##### Entries provided
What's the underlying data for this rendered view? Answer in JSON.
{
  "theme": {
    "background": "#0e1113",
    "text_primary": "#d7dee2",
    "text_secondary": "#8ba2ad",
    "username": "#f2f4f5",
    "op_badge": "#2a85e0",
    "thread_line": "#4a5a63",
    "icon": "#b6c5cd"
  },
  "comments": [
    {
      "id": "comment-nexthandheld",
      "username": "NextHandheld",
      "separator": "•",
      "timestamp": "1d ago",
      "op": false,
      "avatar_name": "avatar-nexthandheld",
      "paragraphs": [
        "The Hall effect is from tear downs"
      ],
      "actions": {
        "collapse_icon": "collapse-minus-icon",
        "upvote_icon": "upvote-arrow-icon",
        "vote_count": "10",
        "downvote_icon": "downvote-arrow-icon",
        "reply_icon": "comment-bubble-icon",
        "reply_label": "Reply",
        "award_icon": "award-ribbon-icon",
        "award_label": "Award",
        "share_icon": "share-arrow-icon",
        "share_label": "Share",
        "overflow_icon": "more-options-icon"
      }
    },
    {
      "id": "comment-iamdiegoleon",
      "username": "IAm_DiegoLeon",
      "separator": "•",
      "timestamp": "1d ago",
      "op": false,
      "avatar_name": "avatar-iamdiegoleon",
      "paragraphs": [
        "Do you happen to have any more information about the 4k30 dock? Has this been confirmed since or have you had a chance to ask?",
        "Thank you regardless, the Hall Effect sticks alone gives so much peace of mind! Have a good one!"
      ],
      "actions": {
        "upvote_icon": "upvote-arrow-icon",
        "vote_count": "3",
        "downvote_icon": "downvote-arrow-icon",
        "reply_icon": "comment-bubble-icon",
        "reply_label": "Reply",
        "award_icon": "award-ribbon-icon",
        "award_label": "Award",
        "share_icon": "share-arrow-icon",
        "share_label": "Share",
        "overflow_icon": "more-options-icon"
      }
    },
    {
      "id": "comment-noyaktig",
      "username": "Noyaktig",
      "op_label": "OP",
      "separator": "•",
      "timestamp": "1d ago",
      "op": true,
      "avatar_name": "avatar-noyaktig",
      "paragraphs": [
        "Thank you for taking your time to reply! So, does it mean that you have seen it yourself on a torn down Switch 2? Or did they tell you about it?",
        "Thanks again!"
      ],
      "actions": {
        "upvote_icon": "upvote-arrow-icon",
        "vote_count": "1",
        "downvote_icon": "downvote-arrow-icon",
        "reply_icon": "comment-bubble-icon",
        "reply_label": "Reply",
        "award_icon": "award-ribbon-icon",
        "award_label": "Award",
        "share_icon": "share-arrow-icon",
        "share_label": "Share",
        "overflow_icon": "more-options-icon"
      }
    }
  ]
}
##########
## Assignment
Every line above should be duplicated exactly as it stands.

## Exercise response
What's the underlying data for this rendered view? Answer in JSON.
{
  "theme": {
    "background": "#0e1113",
    "text_primary": "#d7dee2",
    "text_secondary": "#8ba2ad",
    "username": "#f2f4f5",
    "op_badge": "#2a85e0",
    "thread_line": "#4a5a63",
    "icon": "#b6c5cd"
  },
  "comments": [
    {
      "id": "comment-nexthandheld",
      "username": "NextHandheld",
      "separator": "•",
      "timestamp": "1d ago",
      "op": false,
      "avatar_name": "avatar-nexthandheld",
      "paragraphs": [
        "The Hall effect is from tear downs"
      ],
      "actions": {
        "collapse_icon": "collapse-minus-icon",
        "upvote_icon": "upvote-arrow-icon",
        "vote_count": "10",
        "downvote_icon": "downvote-arrow-icon",
        "reply_icon": "comment-bubble-icon",
        "reply_label": "Reply",
        "award_icon": "award-ribbon-icon",
        "award_label": "Award",
        "share_icon": "share-arrow-icon",
        "share_label": "Share",
        "overflow_icon": "more-options-icon"
      }
    },
    {
      "id": "comment-iamdiegoleon",
      "username": "IAm_DiegoLeon",
      "separator": "•",
      "timestamp": "1d ago",
      "op": false,
      "avatar_name": "avatar-iamdiegoleon",
      "paragraphs": [
        "Do you happen to have any more information about the 4k30 dock? Has this been confirmed since or have you had a chance to ask?",
        "Thank you regardless, the Hall Effect sticks alone gives so much peace of mind! Have a good one!"
      ],
      "actions": {
        "upvote_icon": "upvote-arrow-icon",
        "vote_count": "3",
        "downvote_icon": "downvote-arrow-icon",
        "reply_icon": "comment-bubble-icon",
        "reply_label": "Reply",
        "award_icon": "award-ribbon-icon",
        "award_label": "Award",
        "share_icon": "share-arrow-icon",
        "share_label": "Share",
        "overflow_icon": "more-options-icon"
      }
    },
    {
      "id": "comment-noyaktig",
      "username": "Noyaktig",
      "op_label": "OP",
      "separator": "•",
      "timestamp": "1d ago",
      "op": true,
      "avatar_name": "avatar-noyaktig",
      "paragraphs": [
        "Thank you for taking your time to reply! So, does it mean that you have seen it yourself on a torn down Switch 2? Or did they tell you about it?",
        "Thanks again!"
      ],
      "actions": {
        "upvote_icon": "upvote-arrow-icon",
        "vote_count": "1",
        "downvote_icon": "downvote-arrow-icon",
        "reply_icon": "comment-bubble-icon",
        "reply_label": "Reply",
        "award_icon": "award-ribbon-icon",
        "award_label": "Award",
        "share_icon": "share-arrow-icon",
        "share_label": "Share",
        "overflow_icon": "more-options-icon"
      }
    }
  ]
}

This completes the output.